Below is a set of records. Repeat them verbatim without the pictures.

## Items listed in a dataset
= Beginning of Section =
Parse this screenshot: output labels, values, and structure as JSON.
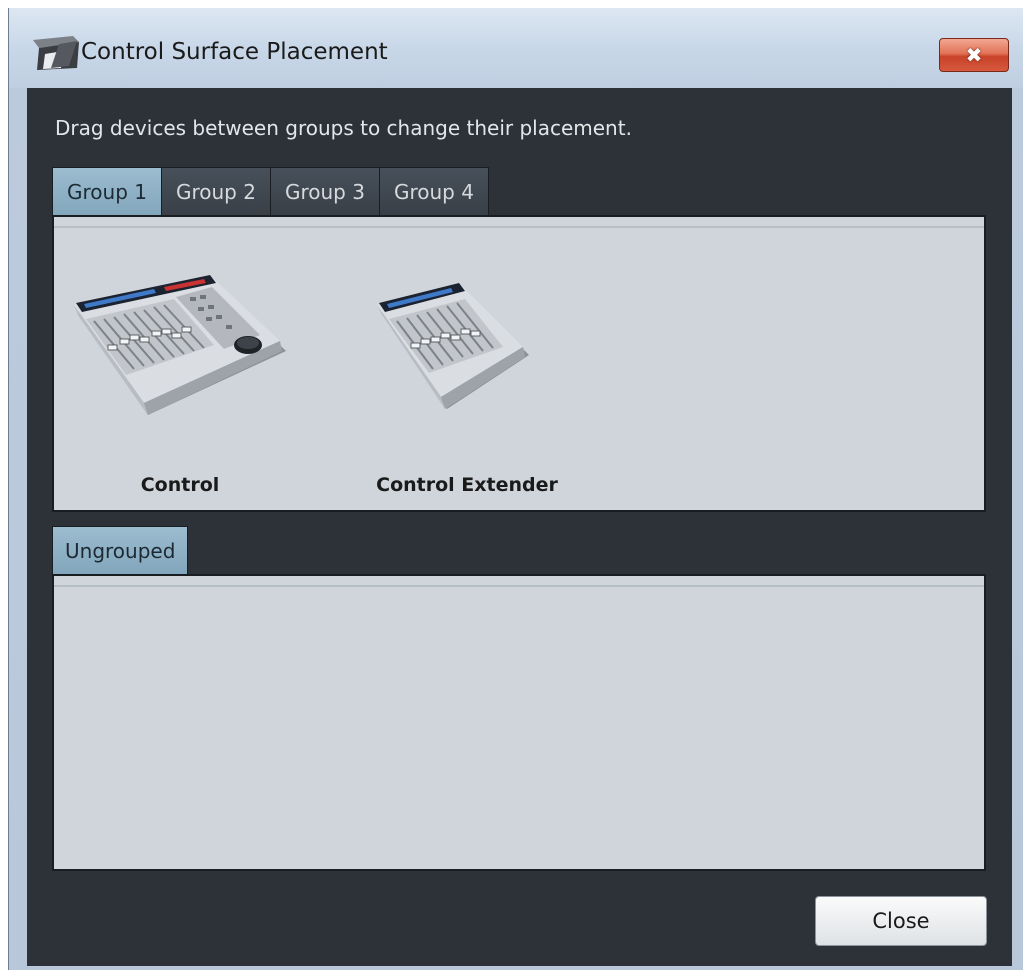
{
  "window": {
    "title": "Control Surface Placement",
    "close_label": "✖"
  },
  "instructions": "Drag devices between groups to change their placement.",
  "group_tabs": [
    {
      "label": "Group 1",
      "active": true
    },
    {
      "label": "Group 2",
      "active": false
    },
    {
      "label": "Group 3",
      "active": false
    },
    {
      "label": "Group 4",
      "active": false
    }
  ],
  "group_devices": [
    {
      "label": "Control",
      "icon": "control-surface-icon"
    },
    {
      "label": "Control Extender",
      "icon": "control-extender-icon"
    }
  ],
  "ungrouped": {
    "tab_label": "Ungrouped",
    "devices": []
  },
  "footer": {
    "close_button_label": "Close"
  },
  "colors": {
    "client_background": "#2c3238",
    "panel_background": "#cfd5db",
    "active_tab": "#9cbccf",
    "inactive_tab": "#3f464e",
    "close_x_red": "#d6583c"
  }
}
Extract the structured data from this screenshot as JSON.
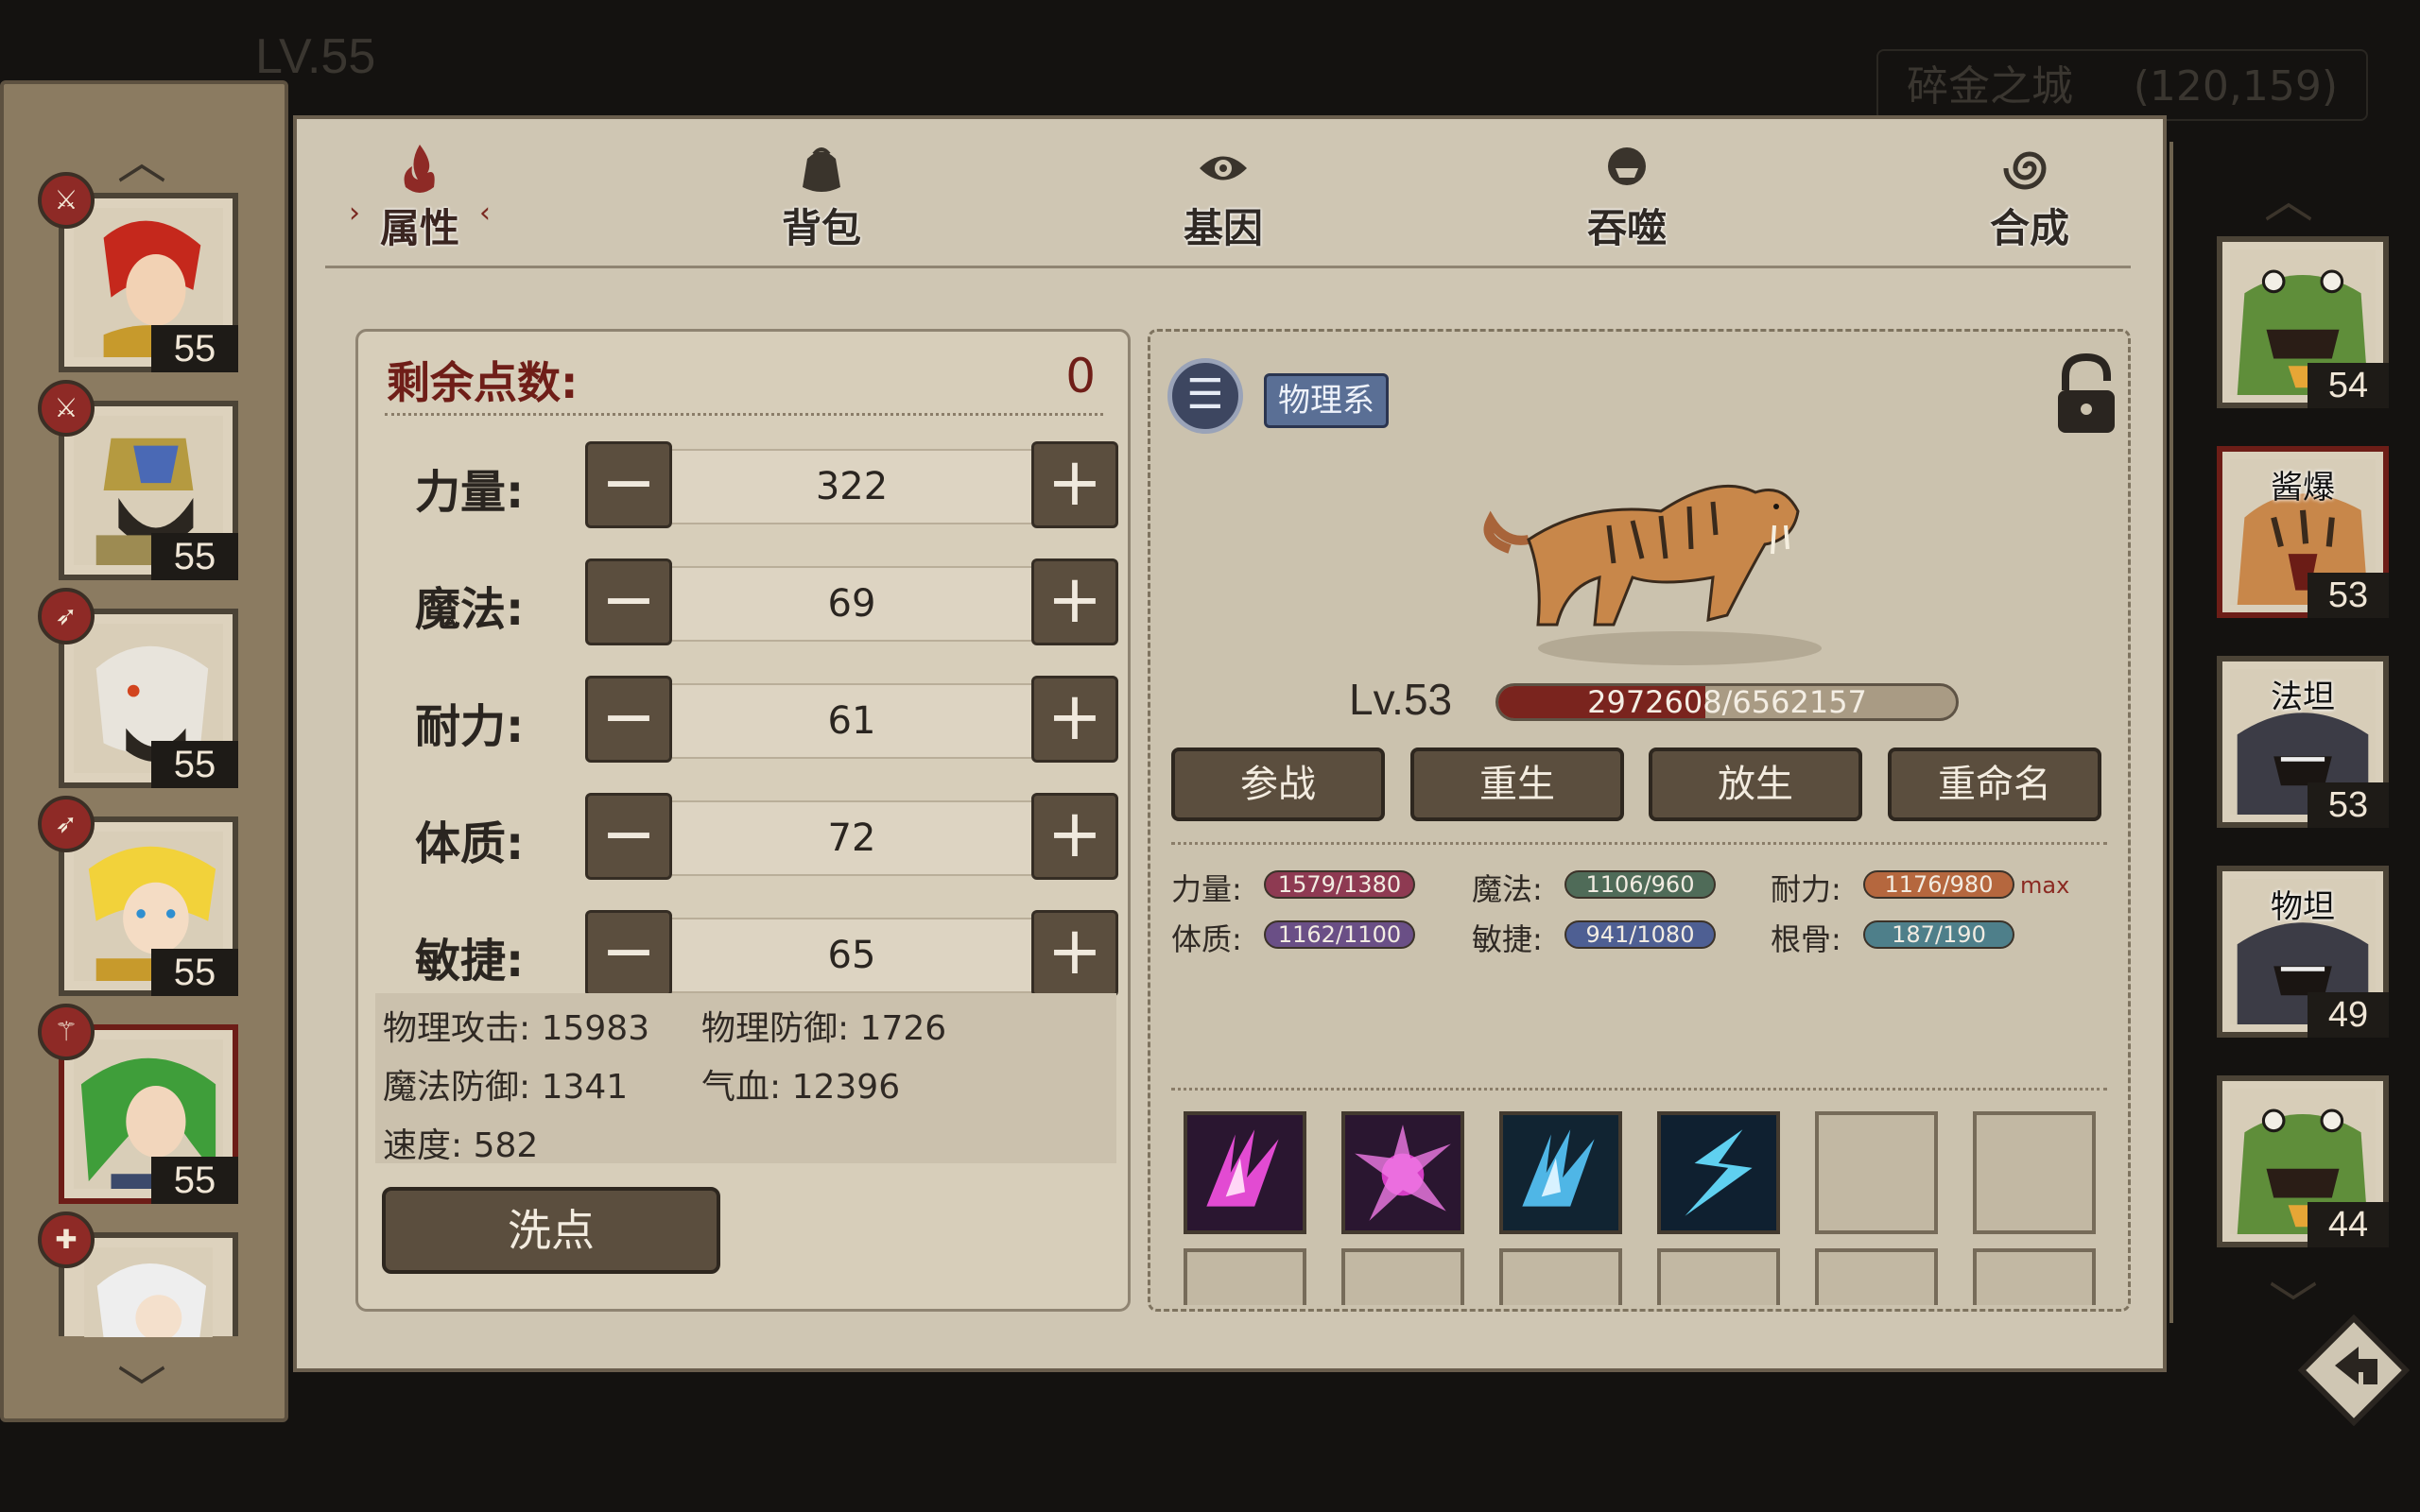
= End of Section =
## SOLUTION BELOW
Parse this screenshot: output labels, values, and structure as JSON.
{
  "window": {
    "title": "Control Surface Placement",
    "close_label": "✖"
  },
  "instructions": "Drag devices between groups to change their placement.",
  "group_tabs": [
    {
      "label": "Group 1",
      "active": true
    },
    {
      "label": "Group 2",
      "active": false
    },
    {
      "label": "Group 3",
      "active": false
    },
    {
      "label": "Group 4",
      "active": false
    }
  ],
  "group_devices": [
    {
      "label": "Control",
      "icon": "control-surface-icon"
    },
    {
      "label": "Control Extender",
      "icon": "control-extender-icon"
    }
  ],
  "ungrouped": {
    "tab_label": "Ungrouped",
    "devices": []
  },
  "footer": {
    "close_button_label": "Close"
  },
  "colors": {
    "client_background": "#2c3238",
    "panel_background": "#cfd5db",
    "active_tab": "#9cbccf",
    "inactive_tab": "#3f464e",
    "close_x_red": "#d6583c"
  }
}
Extract the structured data from this screenshot as JSON.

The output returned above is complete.